People living with HIV and AIDS in Kenya say they could die because of a shortage of anti-retroviral medicines after the government decided to impose taxes on the life-saving drugs.
Nationwide protests have taken place this week in major cities across Kenya demanding the government to release the drugs, which have been held in customs warehouses.
“We cannot keep quiet and watch this population languish just because they can’t get a medicine that is lying down somewhere,” said Boniface Ogutu Akach, a human rights activist leading dozens of protesters in the city of Kisumu.
Demonstrators wore t-shirts and carried posters with slogans such as “A sick nation is a dead nation”, “Killer government” and “Release ARVs.”
Erick Okioma, 57, is HIV positive, he’s also a widower and a father of four.
“ARV medicines for 1.5 million people in counties are running dangerously low,” insisted Okoma, “soon they may start dying in hundreds or thousands because we rely on that medication.”
Kenya receives ARVs as donations from around the world, including from organizations such as United States Agency for International Development (USAID).
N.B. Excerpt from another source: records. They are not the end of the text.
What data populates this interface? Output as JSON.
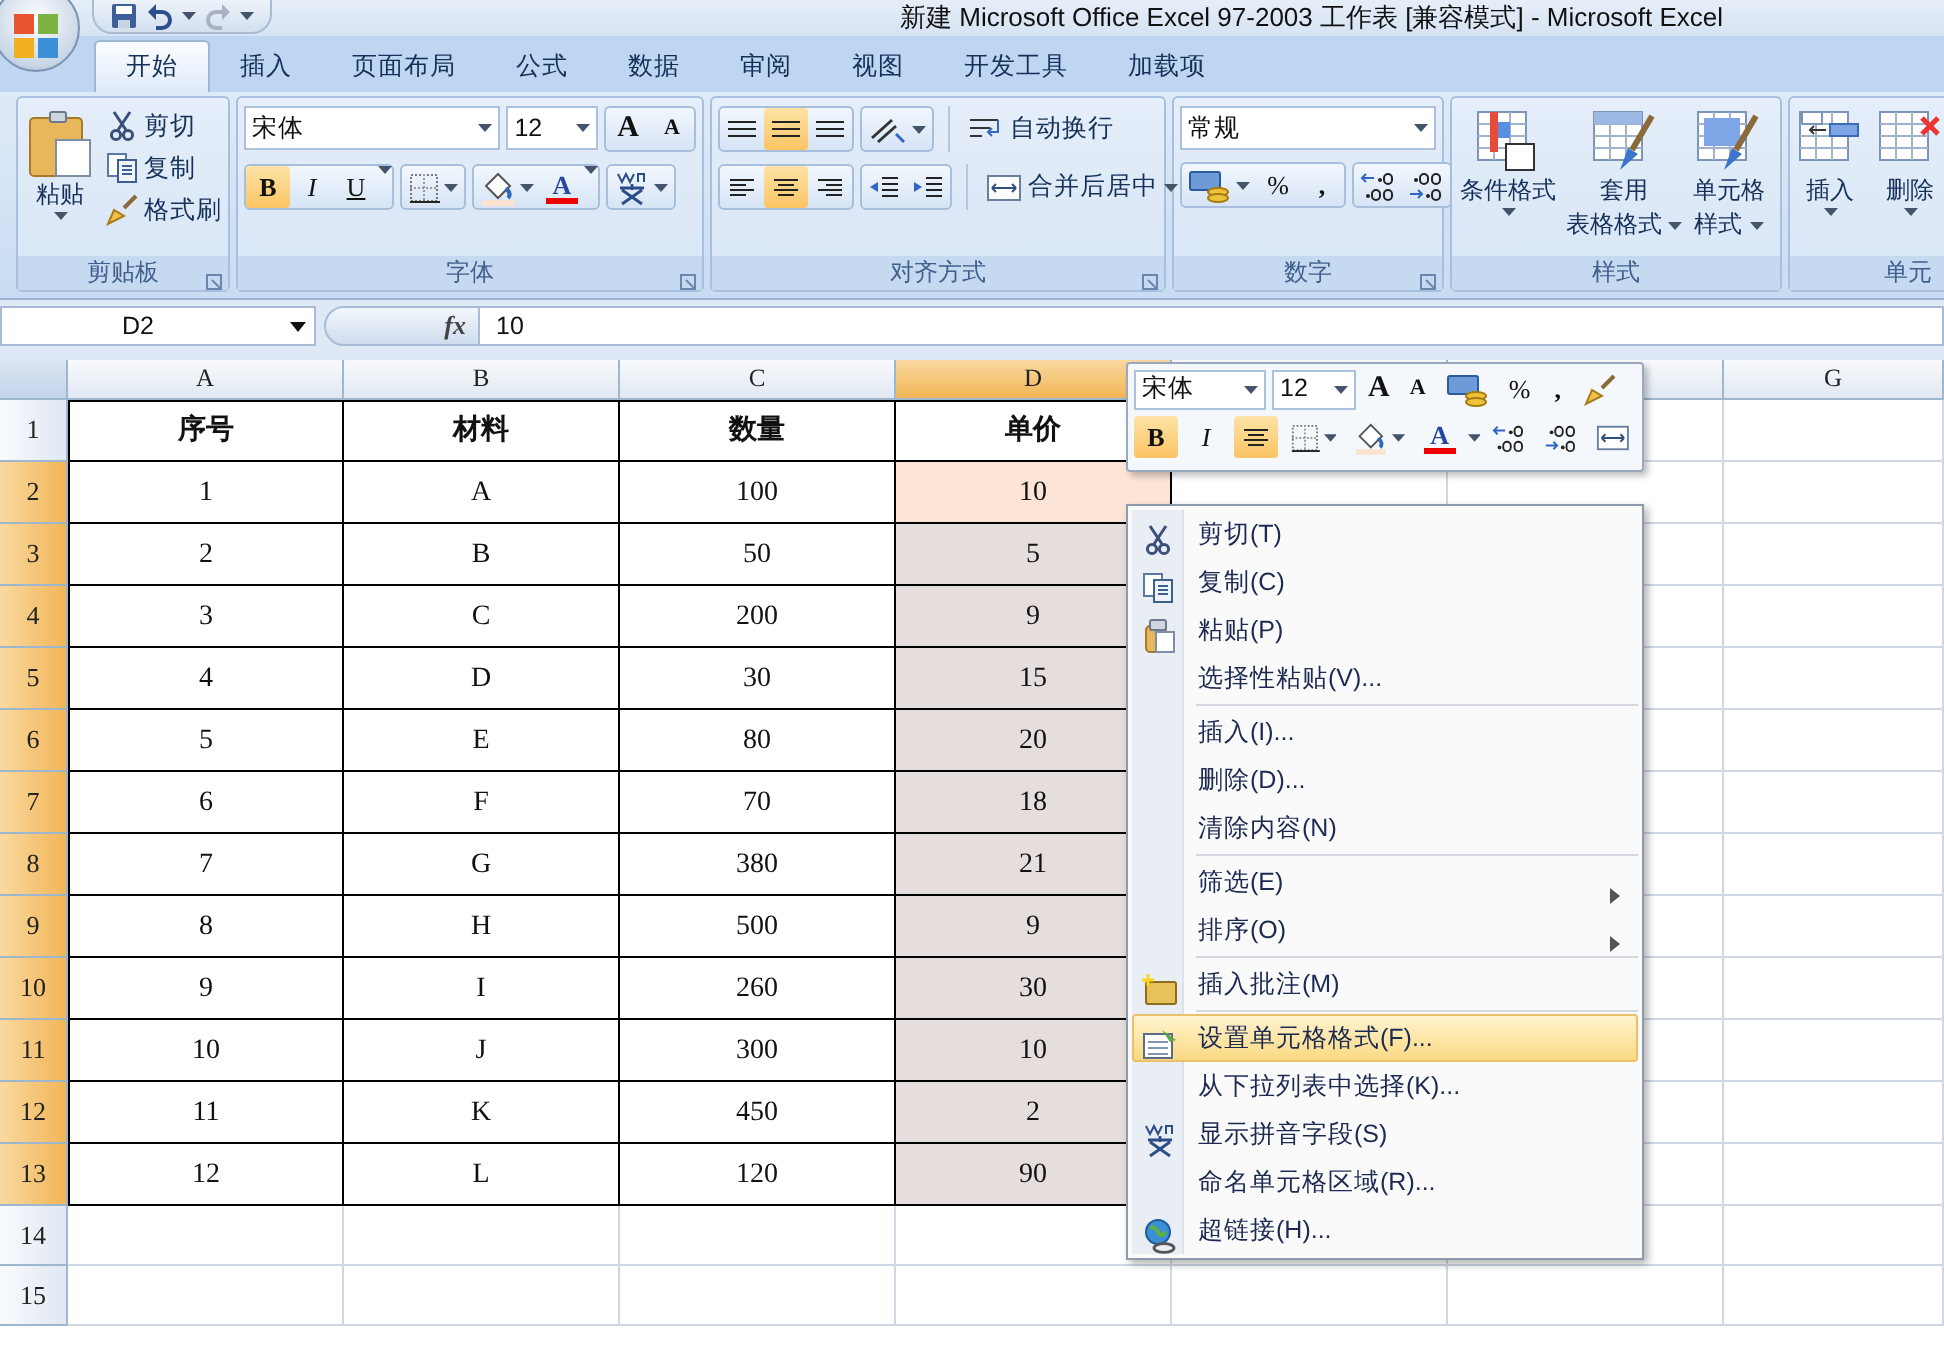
{
  "window": {
    "title": "新建 Microsoft Office Excel 97-2003 工作表  [兼容模式] - Microsoft Excel"
  },
  "tabs": [
    {
      "label": "开始",
      "selected": true
    },
    {
      "label": "插入",
      "selected": false
    },
    {
      "label": "页面布局",
      "selected": false
    },
    {
      "label": "公式",
      "selected": false
    },
    {
      "label": "数据",
      "selected": false
    },
    {
      "label": "审阅",
      "selected": false
    },
    {
      "label": "视图",
      "selected": false
    },
    {
      "label": "开发工具",
      "selected": false
    },
    {
      "label": "加载项",
      "selected": false
    }
  ],
  "ribbon": {
    "clipboard": {
      "title": "剪贴板",
      "paste": "粘贴",
      "actions": [
        "剪切",
        "复制",
        "格式刷"
      ]
    },
    "font": {
      "title": "字体",
      "font_name": "宋体",
      "font_size": "12",
      "grow": "A",
      "shrink": "A",
      "color_label": "A",
      "styles": [
        {
          "label": "B",
          "selected": true
        },
        {
          "label": "I",
          "selected": false
        },
        {
          "label": "U",
          "selected": false
        }
      ]
    },
    "alignment": {
      "title": "对齐方式",
      "vertical": [
        {
          "selected": false
        },
        {
          "selected": true
        },
        {
          "selected": false
        }
      ],
      "horizontal": [
        {
          "selected": false
        },
        {
          "selected": true
        },
        {
          "selected": false
        }
      ],
      "wrap": "自动换行",
      "merge": "合并后居中"
    },
    "number": {
      "title": "数字",
      "format": "常规",
      "percent": "%",
      "comma": ","
    },
    "styles": {
      "title": "样式",
      "buttons": [
        {
          "lines": [
            "条件格式"
          ]
        },
        {
          "lines": [
            "套用",
            "表格格式"
          ]
        },
        {
          "lines": [
            "单元格",
            "样式"
          ]
        }
      ]
    },
    "cells": {
      "title": "单元",
      "buttons": [
        {
          "lines": [
            "插入"
          ]
        },
        {
          "lines": [
            "删除"
          ]
        }
      ]
    }
  },
  "formula_bar": {
    "name_box": "D2",
    "fx": "fx",
    "value": "10"
  },
  "sheet": {
    "columns": [
      {
        "label": "A",
        "selected": false
      },
      {
        "label": "B",
        "selected": false
      },
      {
        "label": "C",
        "selected": false
      },
      {
        "label": "D",
        "selected": true
      },
      {
        "selected": false
      },
      {
        "selected": false
      },
      {
        "label": "G",
        "selected": false
      }
    ],
    "rows": [
      {
        "header": "1",
        "kind": "header",
        "selected": false,
        "active": false,
        "cells": [
          "序号",
          "材料",
          "数量",
          "单价"
        ]
      },
      {
        "header": "2",
        "kind": "data",
        "selected": true,
        "active": true,
        "cells": [
          "1",
          "A",
          "100",
          "10"
        ]
      },
      {
        "header": "3",
        "kind": "data",
        "selected": true,
        "active": false,
        "cells": [
          "2",
          "B",
          "50",
          "5"
        ]
      },
      {
        "header": "4",
        "kind": "data",
        "selected": true,
        "active": false,
        "cells": [
          "3",
          "C",
          "200",
          "9"
        ]
      },
      {
        "header": "5",
        "kind": "data",
        "selected": true,
        "active": false,
        "cells": [
          "4",
          "D",
          "30",
          "15"
        ]
      },
      {
        "header": "6",
        "kind": "data",
        "selected": true,
        "active": false,
        "cells": [
          "5",
          "E",
          "80",
          "20"
        ]
      },
      {
        "header": "7",
        "kind": "data",
        "selected": true,
        "active": false,
        "cells": [
          "6",
          "F",
          "70",
          "18"
        ]
      },
      {
        "header": "8",
        "kind": "data",
        "selected": true,
        "active": false,
        "cells": [
          "7",
          "G",
          "380",
          "21"
        ]
      },
      {
        "header": "9",
        "kind": "data",
        "selected": true,
        "active": false,
        "cells": [
          "8",
          "H",
          "500",
          "9"
        ]
      },
      {
        "header": "10",
        "kind": "data",
        "selected": true,
        "active": false,
        "cells": [
          "9",
          "I",
          "260",
          "30"
        ]
      },
      {
        "header": "11",
        "kind": "data",
        "selected": true,
        "active": false,
        "cells": [
          "10",
          "J",
          "300",
          "10"
        ]
      },
      {
        "header": "12",
        "kind": "data",
        "selected": true,
        "active": false,
        "cells": [
          "11",
          "K",
          "450",
          "2"
        ]
      },
      {
        "header": "13",
        "kind": "data",
        "selected": true,
        "active": false,
        "cells": [
          "12",
          "L",
          "120",
          "90"
        ]
      },
      {
        "header": "14",
        "kind": "empty",
        "selected": false,
        "active": false
      },
      {
        "header": "15",
        "kind": "empty",
        "selected": false,
        "active": false
      }
    ]
  },
  "mini_toolbar": {
    "font_name": "宋体",
    "font_size": "12",
    "grow": "A",
    "shrink": "A",
    "percent": "%",
    "comma": ",",
    "color_label": "A",
    "bold": {
      "label": "B",
      "selected": true
    },
    "italic": {
      "label": "I",
      "selected": false
    },
    "center": {
      "selected": true
    }
  },
  "context_menu": {
    "items": [
      {
        "kind": "item",
        "label": "剪切(T)",
        "submenu": false,
        "selected": false
      },
      {
        "kind": "item",
        "label": "复制(C)",
        "submenu": false,
        "selected": false
      },
      {
        "kind": "item",
        "label": "粘贴(P)",
        "submenu": false,
        "selected": false
      },
      {
        "kind": "item",
        "label": "选择性粘贴(V)...",
        "submenu": false,
        "selected": false
      },
      {
        "kind": "separator"
      },
      {
        "kind": "item",
        "label": "插入(I)...",
        "submenu": false,
        "selected": false
      },
      {
        "kind": "item",
        "label": "删除(D)...",
        "submenu": false,
        "selected": false
      },
      {
        "kind": "item",
        "label": "清除内容(N)",
        "submenu": false,
        "selected": false
      },
      {
        "kind": "separator"
      },
      {
        "kind": "item",
        "label": "筛选(E)",
        "submenu": true,
        "selected": false
      },
      {
        "kind": "item",
        "label": "排序(O)",
        "submenu": true,
        "selected": false
      },
      {
        "kind": "separator"
      },
      {
        "kind": "item",
        "label": "插入批注(M)",
        "submenu": false,
        "selected": false
      },
      {
        "kind": "separator"
      },
      {
        "kind": "item",
        "label": "设置单元格格式(F)...",
        "submenu": false,
        "selected": true
      },
      {
        "kind": "item",
        "label": "从下拉列表中选择(K)...",
        "submenu": false,
        "selected": false
      },
      {
        "kind": "item",
        "label": "显示拼音字段(S)",
        "submenu": false,
        "selected": false
      },
      {
        "kind": "item",
        "label": "命名单元格区域(R)...",
        "submenu": false,
        "selected": false
      },
      {
        "kind": "item",
        "label": "超链接(H)...",
        "submenu": false,
        "selected": false
      }
    ]
  }
}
This year Kenyan tax and revenue authorities began asking donors to pay tax on these donated drugs which they have since refused.
News Source: Republic World